→ **Work item**: Every entry must be output exactly as it is written.

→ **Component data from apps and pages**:
--------------------------------------------------

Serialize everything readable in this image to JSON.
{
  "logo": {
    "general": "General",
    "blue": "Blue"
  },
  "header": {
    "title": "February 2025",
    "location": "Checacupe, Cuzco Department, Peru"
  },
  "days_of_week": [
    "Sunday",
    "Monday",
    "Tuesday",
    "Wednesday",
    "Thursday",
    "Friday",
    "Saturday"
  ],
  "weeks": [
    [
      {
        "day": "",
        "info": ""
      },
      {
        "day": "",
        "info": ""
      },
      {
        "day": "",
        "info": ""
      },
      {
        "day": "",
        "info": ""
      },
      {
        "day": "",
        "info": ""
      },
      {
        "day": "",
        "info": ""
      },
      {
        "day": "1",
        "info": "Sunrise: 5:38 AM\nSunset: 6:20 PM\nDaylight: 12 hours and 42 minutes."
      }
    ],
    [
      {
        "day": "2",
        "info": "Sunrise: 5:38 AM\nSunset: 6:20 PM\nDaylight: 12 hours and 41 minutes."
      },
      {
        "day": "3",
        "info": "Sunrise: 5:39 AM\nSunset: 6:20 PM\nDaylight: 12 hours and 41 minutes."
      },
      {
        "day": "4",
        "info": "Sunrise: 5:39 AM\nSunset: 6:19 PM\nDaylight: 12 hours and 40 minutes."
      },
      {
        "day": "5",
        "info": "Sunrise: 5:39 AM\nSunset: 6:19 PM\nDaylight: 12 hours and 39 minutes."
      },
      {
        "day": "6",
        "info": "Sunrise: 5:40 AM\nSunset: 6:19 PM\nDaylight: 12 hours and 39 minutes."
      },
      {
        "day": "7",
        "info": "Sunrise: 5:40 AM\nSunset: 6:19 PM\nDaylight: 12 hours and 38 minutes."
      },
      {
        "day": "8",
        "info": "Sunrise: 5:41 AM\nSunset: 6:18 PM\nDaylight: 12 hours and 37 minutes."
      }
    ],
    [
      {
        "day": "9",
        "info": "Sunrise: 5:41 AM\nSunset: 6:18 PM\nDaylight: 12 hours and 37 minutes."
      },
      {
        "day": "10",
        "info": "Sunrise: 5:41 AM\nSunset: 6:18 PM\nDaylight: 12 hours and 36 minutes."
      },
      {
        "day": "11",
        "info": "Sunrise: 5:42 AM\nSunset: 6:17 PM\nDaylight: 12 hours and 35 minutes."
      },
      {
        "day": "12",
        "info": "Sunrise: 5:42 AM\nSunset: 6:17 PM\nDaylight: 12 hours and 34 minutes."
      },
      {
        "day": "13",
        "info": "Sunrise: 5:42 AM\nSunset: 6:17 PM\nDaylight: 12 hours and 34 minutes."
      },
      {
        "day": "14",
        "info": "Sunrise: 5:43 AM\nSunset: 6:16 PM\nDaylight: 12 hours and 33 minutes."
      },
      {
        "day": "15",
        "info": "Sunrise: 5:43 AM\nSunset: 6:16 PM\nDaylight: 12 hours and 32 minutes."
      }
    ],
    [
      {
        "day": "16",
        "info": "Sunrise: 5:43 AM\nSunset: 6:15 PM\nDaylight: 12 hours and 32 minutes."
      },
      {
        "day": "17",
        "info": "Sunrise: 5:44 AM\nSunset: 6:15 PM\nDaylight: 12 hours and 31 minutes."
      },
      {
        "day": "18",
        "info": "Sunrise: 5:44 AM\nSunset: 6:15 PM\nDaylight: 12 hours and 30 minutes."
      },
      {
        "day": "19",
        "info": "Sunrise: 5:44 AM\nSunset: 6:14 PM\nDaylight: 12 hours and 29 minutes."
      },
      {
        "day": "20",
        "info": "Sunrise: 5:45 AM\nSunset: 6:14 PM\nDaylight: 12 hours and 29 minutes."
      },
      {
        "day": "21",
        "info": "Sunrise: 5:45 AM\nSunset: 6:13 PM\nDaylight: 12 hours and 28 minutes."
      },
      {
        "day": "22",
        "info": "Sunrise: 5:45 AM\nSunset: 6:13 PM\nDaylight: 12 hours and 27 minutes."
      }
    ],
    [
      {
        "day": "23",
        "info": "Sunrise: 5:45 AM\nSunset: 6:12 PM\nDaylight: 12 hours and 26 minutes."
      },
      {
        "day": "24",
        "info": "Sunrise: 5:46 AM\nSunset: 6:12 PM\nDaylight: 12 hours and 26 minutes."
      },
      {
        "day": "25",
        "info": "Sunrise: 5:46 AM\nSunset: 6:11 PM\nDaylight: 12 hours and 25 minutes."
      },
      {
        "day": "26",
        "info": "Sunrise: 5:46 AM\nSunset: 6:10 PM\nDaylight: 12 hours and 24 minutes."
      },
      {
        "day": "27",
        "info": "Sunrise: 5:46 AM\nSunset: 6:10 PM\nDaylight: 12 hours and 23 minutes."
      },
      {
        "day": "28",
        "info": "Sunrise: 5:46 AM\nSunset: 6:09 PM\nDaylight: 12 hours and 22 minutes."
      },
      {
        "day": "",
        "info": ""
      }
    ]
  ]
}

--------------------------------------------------

→ **Result of this task**:
Serialize everything readable in this image to JSON.
{
  "logo": {
    "general": "General",
    "blue": "Blue"
  },
  "header": {
    "title": "February 2025",
    "location": "Checacupe, Cuzco Department, Peru"
  },
  "days_of_week": [
    "Sunday",
    "Monday",
    "Tuesday",
    "Wednesday",
    "Thursday",
    "Friday",
    "Saturday"
  ],
  "weeks": [
    [
      {
        "day": "",
        "info": ""
      },
      {
        "day": "",
        "info": ""
      },
      {
        "day": "",
        "info": ""
      },
      {
        "day": "",
        "info": ""
      },
      {
        "day": "",
        "info": ""
      },
      {
        "day": "",
        "info": ""
      },
      {
        "day": "1",
        "info": "Sunrise: 5:38 AM\nSunset: 6:20 PM\nDaylight: 12 hours and 42 minutes."
      }
    ],
    [
      {
        "day": "2",
        "info": "Sunrise: 5:38 AM\nSunset: 6:20 PM\nDaylight: 12 hours and 41 minutes."
      },
      {
        "day": "3",
        "info": "Sunrise: 5:39 AM\nSunset: 6:20 PM\nDaylight: 12 hours and 41 minutes."
      },
      {
        "day": "4",
        "info": "Sunrise: 5:39 AM\nSunset: 6:19 PM\nDaylight: 12 hours and 40 minutes."
      },
      {
        "day": "5",
        "info": "Sunrise: 5:39 AM\nSunset: 6:19 PM\nDaylight: 12 hours and 39 minutes."
      },
      {
        "day": "6",
        "info": "Sunrise: 5:40 AM\nSunset: 6:19 PM\nDaylight: 12 hours and 39 minutes."
      },
      {
        "day": "7",
        "info": "Sunrise: 5:40 AM\nSunset: 6:19 PM\nDaylight: 12 hours and 38 minutes."
      },
      {
        "day": "8",
        "info": "Sunrise: 5:41 AM\nSunset: 6:18 PM\nDaylight: 12 hours and 37 minutes."
      }
    ],
    [
      {
        "day": "9",
        "info": "Sunrise: 5:41 AM\nSunset: 6:18 PM\nDaylight: 12 hours and 37 minutes."
      },
      {
        "day": "10",
        "info": "Sunrise: 5:41 AM\nSunset: 6:18 PM\nDaylight: 12 hours and 36 minutes."
      },
      {
        "day": "11",
        "info": "Sunrise: 5:42 AM\nSunset: 6:17 PM\nDaylight: 12 hours and 35 minutes."
      },
      {
        "day": "12",
        "info": "Sunrise: 5:42 AM\nSunset: 6:17 PM\nDaylight: 12 hours and 34 minutes."
      },
      {
        "day": "13",
        "info": "Sunrise: 5:42 AM\nSunset: 6:17 PM\nDaylight: 12 hours and 34 minutes."
      },
      {
        "day": "14",
        "info": "Sunrise: 5:43 AM\nSunset: 6:16 PM\nDaylight: 12 hours and 33 minutes."
      },
      {
        "day": "15",
        "info": "Sunrise: 5:43 AM\nSunset: 6:16 PM\nDaylight: 12 hours and 32 minutes."
      }
    ],
    [
      {
        "day": "16",
        "info": "Sunrise: 5:43 AM\nSunset: 6:15 PM\nDaylight: 12 hours and 32 minutes."
      },
      {
        "day": "17",
        "info": "Sunrise: 5:44 AM\nSunset: 6:15 PM\nDaylight: 12 hours and 31 minutes."
      },
      {
        "day": "18",
        "info": "Sunrise: 5:44 AM\nSunset: 6:15 PM\nDaylight: 12 hours and 30 minutes."
      },
      {
        "day": "19",
        "info": "Sunrise: 5:44 AM\nSunset: 6:14 PM\nDaylight: 12 hours and 29 minutes."
      },
      {
        "day": "20",
        "info": "Sunrise: 5:45 AM\nSunset: 6:14 PM\nDaylight: 12 hours and 29 minutes."
      },
      {
        "day": "21",
        "info": "Sunrise: 5:45 AM\nSunset: 6:13 PM\nDaylight: 12 hours and 28 minutes."
      },
      {
        "day": "22",
        "info": "Sunrise: 5:45 AM\nSunset: 6:13 PM\nDaylight: 12 hours and 27 minutes."
      }
    ],
    [
      {
        "day": "23",
        "info": "Sunrise: 5:45 AM\nSunset: 6:12 PM\nDaylight: 12 hours and 26 minutes."
      },
      {
        "day": "24",
        "info": "Sunrise: 5:46 AM\nSunset: 6:12 PM\nDaylight: 12 hours and 26 minutes."
      },
      {
        "day": "25",
        "info": "Sunrise: 5:46 AM\nSunset: 6:11 PM\nDaylight: 12 hours and 25 minutes."
      },
      {
        "day": "26",
        "info": "Sunrise: 5:46 AM\nSunset: 6:10 PM\nDaylight: 12 hours and 24 minutes."
      },
      {
        "day": "27",
        "info": "Sunrise: 5:46 AM\nSunset: 6:10 PM\nDaylight: 12 hours and 23 minutes."
      },
      {
        "day": "28",
        "info": "Sunrise: 5:46 AM\nSunset: 6:09 PM\nDaylight: 12 hours and 22 minutes."
      },
      {
        "day": "",
        "info": ""
      }
    ]
  ]
}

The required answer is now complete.